### Action item
Once the data has been read, print it back in full, exactly.

--------------------

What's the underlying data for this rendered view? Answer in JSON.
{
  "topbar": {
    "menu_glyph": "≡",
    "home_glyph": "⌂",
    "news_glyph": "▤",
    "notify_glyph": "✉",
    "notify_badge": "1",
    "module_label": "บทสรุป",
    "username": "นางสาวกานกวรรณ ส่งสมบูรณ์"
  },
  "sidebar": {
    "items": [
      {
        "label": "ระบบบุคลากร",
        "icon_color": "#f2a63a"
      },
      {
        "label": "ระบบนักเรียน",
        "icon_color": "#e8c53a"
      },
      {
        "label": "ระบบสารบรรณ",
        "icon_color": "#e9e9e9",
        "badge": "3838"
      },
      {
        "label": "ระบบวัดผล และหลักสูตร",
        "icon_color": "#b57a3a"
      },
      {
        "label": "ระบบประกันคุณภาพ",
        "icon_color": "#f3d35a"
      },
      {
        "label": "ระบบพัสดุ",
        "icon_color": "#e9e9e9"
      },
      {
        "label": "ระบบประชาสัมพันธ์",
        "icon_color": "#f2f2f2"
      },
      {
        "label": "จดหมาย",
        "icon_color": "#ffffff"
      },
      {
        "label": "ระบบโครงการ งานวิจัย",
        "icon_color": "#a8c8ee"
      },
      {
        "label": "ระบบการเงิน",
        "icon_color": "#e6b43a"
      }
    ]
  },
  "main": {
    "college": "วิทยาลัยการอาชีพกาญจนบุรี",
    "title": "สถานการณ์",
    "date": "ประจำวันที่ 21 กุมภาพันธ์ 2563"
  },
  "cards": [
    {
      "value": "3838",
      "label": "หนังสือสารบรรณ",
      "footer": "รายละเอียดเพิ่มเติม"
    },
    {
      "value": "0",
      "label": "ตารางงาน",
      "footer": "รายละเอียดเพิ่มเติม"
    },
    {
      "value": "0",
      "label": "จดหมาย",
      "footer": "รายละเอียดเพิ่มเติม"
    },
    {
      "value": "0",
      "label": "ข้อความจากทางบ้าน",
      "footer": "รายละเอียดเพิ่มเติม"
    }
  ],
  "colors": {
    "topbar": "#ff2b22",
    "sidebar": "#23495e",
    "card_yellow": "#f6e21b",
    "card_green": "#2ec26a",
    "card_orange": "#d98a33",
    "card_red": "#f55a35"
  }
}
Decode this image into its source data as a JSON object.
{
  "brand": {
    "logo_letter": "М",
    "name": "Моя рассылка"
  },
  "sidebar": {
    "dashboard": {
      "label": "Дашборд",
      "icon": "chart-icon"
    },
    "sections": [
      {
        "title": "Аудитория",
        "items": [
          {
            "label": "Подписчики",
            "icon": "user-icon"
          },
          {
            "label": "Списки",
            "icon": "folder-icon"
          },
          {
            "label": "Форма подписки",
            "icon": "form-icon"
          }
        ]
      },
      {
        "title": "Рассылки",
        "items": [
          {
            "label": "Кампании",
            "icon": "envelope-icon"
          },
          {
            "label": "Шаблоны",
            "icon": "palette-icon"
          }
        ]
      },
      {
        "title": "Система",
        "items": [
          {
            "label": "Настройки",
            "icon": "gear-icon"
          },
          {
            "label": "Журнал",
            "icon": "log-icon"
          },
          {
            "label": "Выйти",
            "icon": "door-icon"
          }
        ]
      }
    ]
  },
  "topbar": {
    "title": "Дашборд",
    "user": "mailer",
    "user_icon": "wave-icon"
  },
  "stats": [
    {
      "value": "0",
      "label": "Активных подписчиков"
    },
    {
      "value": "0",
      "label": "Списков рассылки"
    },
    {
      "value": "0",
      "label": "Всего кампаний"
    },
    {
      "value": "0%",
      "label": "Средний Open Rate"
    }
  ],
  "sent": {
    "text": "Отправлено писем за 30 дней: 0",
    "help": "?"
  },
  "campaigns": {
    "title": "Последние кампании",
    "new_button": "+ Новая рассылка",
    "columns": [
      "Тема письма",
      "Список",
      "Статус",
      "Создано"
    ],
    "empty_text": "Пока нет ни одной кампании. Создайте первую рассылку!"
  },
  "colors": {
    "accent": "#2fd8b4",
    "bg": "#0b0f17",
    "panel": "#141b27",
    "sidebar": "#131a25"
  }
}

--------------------

### Expected output
What's the underlying data for this rendered view? Answer in JSON.
{
  "topbar": {
    "menu_glyph": "≡",
    "home_glyph": "⌂",
    "news_glyph": "▤",
    "notify_glyph": "✉",
    "notify_badge": "1",
    "module_label": "บทสรุป",
    "username": "นางสาวกานกวรรณ ส่งสมบูรณ์"
  },
  "sidebar": {
    "items": [
      {
        "label": "ระบบบุคลากร",
        "icon_color": "#f2a63a"
      },
      {
        "label": "ระบบนักเรียน",
        "icon_color": "#e8c53a"
      },
      {
        "label": "ระบบสารบรรณ",
        "icon_color": "#e9e9e9",
        "badge": "3838"
      },
      {
        "label": "ระบบวัดผล และหลักสูตร",
        "icon_color": "#b57a3a"
      },
      {
        "label": "ระบบประกันคุณภาพ",
        "icon_color": "#f3d35a"
      },
      {
        "label": "ระบบพัสดุ",
        "icon_color": "#e9e9e9"
      },
      {
        "label": "ระบบประชาสัมพันธ์",
        "icon_color": "#f2f2f2"
      },
      {
        "label": "จดหมาย",
        "icon_color": "#ffffff"
      },
      {
        "label": "ระบบโครงการ งานวิจัย",
        "icon_color": "#a8c8ee"
      },
      {
        "label": "ระบบการเงิน",
        "icon_color": "#e6b43a"
      }
    ]
  },
  "main": {
    "college": "วิทยาลัยการอาชีพกาญจนบุรี",
    "title": "สถานการณ์",
    "date": "ประจำวันที่ 21 กุมภาพันธ์ 2563"
  },
  "cards": [
    {
      "value": "3838",
      "label": "หนังสือสารบรรณ",
      "footer": "รายละเอียดเพิ่มเติม"
    },
    {
      "value": "0",
      "label": "ตารางงาน",
      "footer": "รายละเอียดเพิ่มเติม"
    },
    {
      "value": "0",
      "label": "จดหมาย",
      "footer": "รายละเอียดเพิ่มเติม"
    },
    {
      "value": "0",
      "label": "ข้อความจากทางบ้าน",
      "footer": "รายละเอียดเพิ่มเติม"
    }
  ],
  "colors": {
    "topbar": "#ff2b22",
    "sidebar": "#23495e",
    "card_yellow": "#f6e21b",
    "card_green": "#2ec26a",
    "card_orange": "#d98a33",
    "card_red": "#f55a35"
  }
}
Decode this image into its source data as a JSON object.
{
  "brand": {
    "logo_letter": "М",
    "name": "Моя рассылка"
  },
  "sidebar": {
    "dashboard": {
      "label": "Дашборд",
      "icon": "chart-icon"
    },
    "sections": [
      {
        "title": "Аудитория",
        "items": [
          {
            "label": "Подписчики",
            "icon": "user-icon"
          },
          {
            "label": "Списки",
            "icon": "folder-icon"
          },
          {
            "label": "Форма подписки",
            "icon": "form-icon"
          }
        ]
      },
      {
        "title": "Рассылки",
        "items": [
          {
            "label": "Кампании",
            "icon": "envelope-icon"
          },
          {
            "label": "Шаблоны",
            "icon": "palette-icon"
          }
        ]
      },
      {
        "title": "Система",
        "items": [
          {
            "label": "Настройки",
            "icon": "gear-icon"
          },
          {
            "label": "Журнал",
            "icon": "log-icon"
          },
          {
            "label": "Выйти",
            "icon": "door-icon"
          }
        ]
      }
    ]
  },
  "topbar": {
    "title": "Дашборд",
    "user": "mailer",
    "user_icon": "wave-icon"
  },
  "stats": [
    {
      "value": "0",
      "label": "Активных подписчиков"
    },
    {
      "value": "0",
      "label": "Списков рассылки"
    },
    {
      "value": "0",
      "label": "Всего кампаний"
    },
    {
      "value": "0%",
      "label": "Средний Open Rate"
    }
  ],
  "sent": {
    "text": "Отправлено писем за 30 дней: 0",
    "help": "?"
  },
  "campaigns": {
    "title": "Последние кампании",
    "new_button": "+ Новая рассылка",
    "columns": [
      "Тема письма",
      "Список",
      "Статус",
      "Создано"
    ],
    "empty_text": "Пока нет ни одной кампании. Создайте первую рассылку!"
  },
  "colors": {
    "accent": "#2fd8b4",
    "bg": "#0b0f17",
    "panel": "#141b27",
    "sidebar": "#131a25"
  }
}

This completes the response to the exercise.